Frank Martin’s Le Vin Herbe is hardly a regular part of any company’s repertoire so it was all the more exciting to see it for the first time in a magnificent presentation from WNO. The composer did not really intend it to be staged and it is closer to Stravinsky’s Oedipus Rex or possibly Britten’s Rape of Lucretia in its use of narrators and chorus to move the narrative forward, acting as both a framing and distancing device. Moreover, Polly Graham’s visually stunning production uses the chorus as the setting, their fluid movement shaping the spaces in which the drama unfolds. Added to this some of the most effective lighting, by Tim Mitchell, that we have seen in a very long time and the whole was frequently mesmerising in its impact.
The story of Tristan and Iseult is familiar to most of us from Wagner, but Martin takes a different approach, one that uses different elements of the myth and brings a much strong ethical tone to the outcome. Mark could have killed them but chooses not to do so; the lovers never actually consummate their desire, dying as chaste as they lived, though overcome by passion to the point of madness.
All of this in couched in the most refined of musical scores, using a small string ensemble placed in the centre of the stage under the deft control of James Southall.
The cast had a number of very familiar voices. Tom Randle was a fine if angst ridden Tristan, the sensitivity of his acting matching that of his voice. Caitlin Hulcup was a statuesque Iseult, able to hold a pose in telling but naturalistic fashion, and a beautiful voice to match her presence.
It was good to see and hear Catherine Wyn-Rogers in the small part of Iseult’s Mother, the warmth of her tone shining through as ever. Martin writes for a myriad of small parts, some of whom emerge briefly from the chorus, others being named individuals who disappear as quickly as they came. Needless to say with the quality of the WNO chorus there was not a weak link here and Gareth Dafydd Morris made a very strong impact with the beauty of line he produced as Kaherdin and I am sure, as a recent member of WNO, we shall see much more of him.
I am not sure if the work was being recorded. It certainly deserves to be far better known than it is at present.

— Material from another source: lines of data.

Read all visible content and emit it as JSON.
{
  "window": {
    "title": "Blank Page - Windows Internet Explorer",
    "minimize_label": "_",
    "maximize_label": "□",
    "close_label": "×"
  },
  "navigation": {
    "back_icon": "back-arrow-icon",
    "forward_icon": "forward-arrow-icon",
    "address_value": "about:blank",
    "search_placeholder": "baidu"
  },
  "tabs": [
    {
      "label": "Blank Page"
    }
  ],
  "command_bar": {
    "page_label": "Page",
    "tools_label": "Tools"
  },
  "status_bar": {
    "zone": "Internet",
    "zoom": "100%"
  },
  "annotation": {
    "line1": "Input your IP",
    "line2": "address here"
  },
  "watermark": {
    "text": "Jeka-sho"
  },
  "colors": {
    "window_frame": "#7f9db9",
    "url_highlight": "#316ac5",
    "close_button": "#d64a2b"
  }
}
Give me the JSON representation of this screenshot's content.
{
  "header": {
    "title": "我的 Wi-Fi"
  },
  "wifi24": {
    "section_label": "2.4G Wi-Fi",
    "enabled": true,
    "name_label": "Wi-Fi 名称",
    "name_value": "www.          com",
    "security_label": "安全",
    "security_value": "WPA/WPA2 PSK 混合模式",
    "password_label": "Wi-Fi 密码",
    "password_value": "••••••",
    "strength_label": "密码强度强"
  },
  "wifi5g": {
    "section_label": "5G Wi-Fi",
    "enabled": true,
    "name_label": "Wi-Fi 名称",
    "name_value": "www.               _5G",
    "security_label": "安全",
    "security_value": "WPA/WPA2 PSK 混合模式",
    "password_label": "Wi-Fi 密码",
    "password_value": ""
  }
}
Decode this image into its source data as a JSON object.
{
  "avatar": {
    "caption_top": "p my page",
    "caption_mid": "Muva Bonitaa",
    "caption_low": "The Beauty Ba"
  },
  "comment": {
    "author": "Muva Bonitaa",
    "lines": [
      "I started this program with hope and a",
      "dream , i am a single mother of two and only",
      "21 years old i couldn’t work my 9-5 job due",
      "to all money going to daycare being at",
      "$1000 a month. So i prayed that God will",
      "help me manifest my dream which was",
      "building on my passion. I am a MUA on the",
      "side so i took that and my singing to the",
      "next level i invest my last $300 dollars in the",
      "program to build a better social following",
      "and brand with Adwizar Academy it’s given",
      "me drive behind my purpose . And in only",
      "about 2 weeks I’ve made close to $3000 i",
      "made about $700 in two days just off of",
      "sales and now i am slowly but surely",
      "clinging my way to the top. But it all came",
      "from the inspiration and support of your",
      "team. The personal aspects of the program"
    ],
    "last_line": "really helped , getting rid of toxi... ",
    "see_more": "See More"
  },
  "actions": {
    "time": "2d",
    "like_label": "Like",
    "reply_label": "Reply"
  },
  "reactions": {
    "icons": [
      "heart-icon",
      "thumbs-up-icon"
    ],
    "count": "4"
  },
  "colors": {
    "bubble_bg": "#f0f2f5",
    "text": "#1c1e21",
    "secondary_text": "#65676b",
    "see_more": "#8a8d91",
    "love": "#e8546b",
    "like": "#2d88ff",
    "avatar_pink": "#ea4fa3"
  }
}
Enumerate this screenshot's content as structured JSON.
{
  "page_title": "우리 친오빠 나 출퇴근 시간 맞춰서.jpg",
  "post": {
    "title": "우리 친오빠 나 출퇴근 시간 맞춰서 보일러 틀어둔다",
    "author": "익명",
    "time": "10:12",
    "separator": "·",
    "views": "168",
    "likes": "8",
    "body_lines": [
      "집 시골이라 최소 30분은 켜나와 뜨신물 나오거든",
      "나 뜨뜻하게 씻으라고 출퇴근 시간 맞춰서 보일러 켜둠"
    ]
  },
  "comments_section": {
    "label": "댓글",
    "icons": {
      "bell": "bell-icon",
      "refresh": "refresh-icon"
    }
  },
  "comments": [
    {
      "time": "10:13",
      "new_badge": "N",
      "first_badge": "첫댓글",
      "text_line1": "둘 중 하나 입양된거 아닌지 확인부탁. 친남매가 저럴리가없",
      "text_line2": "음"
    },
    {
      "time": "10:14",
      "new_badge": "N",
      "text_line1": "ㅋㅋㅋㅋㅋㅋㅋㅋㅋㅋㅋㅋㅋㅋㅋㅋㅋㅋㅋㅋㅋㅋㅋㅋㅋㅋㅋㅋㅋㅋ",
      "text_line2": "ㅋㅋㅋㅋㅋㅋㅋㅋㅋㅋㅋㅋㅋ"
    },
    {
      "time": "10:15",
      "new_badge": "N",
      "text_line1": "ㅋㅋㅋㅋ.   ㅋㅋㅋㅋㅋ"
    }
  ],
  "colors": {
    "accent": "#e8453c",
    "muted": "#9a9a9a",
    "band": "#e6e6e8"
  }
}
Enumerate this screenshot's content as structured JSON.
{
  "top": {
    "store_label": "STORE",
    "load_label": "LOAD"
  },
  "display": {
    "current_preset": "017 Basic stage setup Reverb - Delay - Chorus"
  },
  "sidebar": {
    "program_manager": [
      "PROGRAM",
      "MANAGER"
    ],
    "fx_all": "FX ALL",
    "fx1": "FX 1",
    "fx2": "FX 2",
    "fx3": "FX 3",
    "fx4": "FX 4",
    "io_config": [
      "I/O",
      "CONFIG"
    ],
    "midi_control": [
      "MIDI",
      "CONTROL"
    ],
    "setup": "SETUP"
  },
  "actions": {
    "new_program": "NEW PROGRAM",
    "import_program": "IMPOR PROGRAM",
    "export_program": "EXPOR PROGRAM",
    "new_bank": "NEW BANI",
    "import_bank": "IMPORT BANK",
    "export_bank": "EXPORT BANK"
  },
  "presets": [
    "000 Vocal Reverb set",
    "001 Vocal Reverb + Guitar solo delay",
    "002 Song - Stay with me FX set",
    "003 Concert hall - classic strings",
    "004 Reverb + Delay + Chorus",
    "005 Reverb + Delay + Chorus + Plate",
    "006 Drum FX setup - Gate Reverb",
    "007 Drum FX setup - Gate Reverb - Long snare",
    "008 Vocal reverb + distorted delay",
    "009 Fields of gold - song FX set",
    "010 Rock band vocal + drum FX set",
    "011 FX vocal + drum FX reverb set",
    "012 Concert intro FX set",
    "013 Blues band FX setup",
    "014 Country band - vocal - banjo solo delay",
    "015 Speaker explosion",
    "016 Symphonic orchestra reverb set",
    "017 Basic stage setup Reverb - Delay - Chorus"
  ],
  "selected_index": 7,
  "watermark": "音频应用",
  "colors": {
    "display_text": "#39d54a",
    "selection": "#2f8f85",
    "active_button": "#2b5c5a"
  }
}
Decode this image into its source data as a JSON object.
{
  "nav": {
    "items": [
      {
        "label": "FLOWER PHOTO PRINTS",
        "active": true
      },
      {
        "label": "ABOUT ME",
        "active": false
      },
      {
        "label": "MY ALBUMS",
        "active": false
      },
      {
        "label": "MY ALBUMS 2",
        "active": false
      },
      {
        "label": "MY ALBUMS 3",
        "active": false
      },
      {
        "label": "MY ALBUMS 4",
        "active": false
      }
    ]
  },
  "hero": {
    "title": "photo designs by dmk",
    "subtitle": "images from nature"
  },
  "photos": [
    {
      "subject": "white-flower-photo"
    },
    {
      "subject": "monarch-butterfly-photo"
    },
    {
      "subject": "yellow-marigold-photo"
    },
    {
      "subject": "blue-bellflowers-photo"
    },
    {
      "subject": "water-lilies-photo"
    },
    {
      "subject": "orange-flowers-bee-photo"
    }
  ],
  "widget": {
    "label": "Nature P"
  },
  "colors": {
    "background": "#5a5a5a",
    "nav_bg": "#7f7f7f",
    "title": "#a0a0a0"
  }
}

The following night’s revival of La Boheme may not have come up to the heights of Martin, but it was well sung throughout with Matteo Lippi and Jessica Muirhead, as Rudolfo and Mimi, in well matched romantic voices which filled the theatre with ease and beauty of line. Lauren Fagan is a brash Musetta, with Gary Griffiths a highly convincing Marcello.
While the production has some telling moments – Rudolfo return’s Mimi’s key to encourage her to tell her story – it too often moves away from its initial naturalism. Characters in what is supposed to be a bitterly cold winter, frequently take their coats off, and there is little difference between inner and outer scenes.
Manlio Benzi in the pit had a sharp sense of Puccini’s line and tempi were always convincing. A most pleasant evening on the ear if not always on the eye.